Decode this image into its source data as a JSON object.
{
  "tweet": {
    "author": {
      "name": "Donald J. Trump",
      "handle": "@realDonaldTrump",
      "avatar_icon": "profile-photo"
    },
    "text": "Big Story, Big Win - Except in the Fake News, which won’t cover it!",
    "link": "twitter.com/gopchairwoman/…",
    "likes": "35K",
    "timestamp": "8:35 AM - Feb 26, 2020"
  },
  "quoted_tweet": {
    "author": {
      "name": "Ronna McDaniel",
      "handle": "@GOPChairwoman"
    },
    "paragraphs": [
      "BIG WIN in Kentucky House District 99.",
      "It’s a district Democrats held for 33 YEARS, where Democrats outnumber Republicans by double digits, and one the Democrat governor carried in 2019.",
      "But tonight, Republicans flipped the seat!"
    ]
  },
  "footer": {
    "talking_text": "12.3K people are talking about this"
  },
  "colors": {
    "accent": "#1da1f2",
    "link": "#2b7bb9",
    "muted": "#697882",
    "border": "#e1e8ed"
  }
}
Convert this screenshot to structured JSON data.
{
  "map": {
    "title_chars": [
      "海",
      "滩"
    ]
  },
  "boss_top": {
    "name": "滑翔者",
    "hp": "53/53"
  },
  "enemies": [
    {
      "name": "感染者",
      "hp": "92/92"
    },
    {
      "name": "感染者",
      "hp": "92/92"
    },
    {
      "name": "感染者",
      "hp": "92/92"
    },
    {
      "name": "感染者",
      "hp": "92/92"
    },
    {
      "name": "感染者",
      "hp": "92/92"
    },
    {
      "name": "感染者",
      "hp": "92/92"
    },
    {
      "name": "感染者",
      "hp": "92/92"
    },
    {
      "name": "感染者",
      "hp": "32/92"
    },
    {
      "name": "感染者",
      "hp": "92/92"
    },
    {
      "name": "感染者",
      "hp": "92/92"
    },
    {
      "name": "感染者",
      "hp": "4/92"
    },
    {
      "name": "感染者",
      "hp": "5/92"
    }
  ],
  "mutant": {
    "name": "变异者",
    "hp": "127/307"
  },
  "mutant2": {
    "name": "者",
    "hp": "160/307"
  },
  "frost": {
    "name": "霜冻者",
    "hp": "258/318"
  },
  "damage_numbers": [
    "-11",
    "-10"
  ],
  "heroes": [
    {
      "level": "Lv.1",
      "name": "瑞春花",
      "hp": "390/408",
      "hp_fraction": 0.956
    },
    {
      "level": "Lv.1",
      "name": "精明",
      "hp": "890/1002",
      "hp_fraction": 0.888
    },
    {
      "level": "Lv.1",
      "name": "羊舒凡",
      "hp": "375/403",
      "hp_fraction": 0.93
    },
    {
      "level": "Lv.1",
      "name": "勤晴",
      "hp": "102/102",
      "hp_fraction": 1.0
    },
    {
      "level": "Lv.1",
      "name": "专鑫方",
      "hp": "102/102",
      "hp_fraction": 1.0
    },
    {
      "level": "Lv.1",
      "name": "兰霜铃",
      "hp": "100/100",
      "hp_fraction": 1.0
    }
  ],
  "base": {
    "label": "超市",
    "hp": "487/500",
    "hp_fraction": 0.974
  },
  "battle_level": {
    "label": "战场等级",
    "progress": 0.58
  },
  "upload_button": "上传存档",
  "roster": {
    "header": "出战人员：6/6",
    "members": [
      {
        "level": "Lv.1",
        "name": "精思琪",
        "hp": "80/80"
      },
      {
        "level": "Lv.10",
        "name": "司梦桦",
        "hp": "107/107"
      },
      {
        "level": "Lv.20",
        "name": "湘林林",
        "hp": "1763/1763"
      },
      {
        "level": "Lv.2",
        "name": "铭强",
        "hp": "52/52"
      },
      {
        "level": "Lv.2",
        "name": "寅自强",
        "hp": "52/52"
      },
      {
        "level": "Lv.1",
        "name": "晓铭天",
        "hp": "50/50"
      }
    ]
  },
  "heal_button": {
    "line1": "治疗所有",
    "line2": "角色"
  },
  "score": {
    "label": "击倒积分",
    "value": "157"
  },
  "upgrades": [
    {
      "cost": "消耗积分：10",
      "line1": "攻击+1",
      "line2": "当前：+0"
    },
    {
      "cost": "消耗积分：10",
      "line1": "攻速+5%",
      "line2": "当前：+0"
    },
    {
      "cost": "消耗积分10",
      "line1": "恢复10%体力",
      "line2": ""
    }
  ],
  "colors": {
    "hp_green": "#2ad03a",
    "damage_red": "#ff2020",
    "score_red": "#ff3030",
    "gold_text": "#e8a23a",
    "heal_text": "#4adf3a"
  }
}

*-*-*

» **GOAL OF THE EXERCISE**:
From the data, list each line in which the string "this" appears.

» **TASK RESULT**:
Decode this image into its source data as a JSON object.
    "talking_text": "12.3K people are talking about this"
Convert this screenshot to structured JSON data.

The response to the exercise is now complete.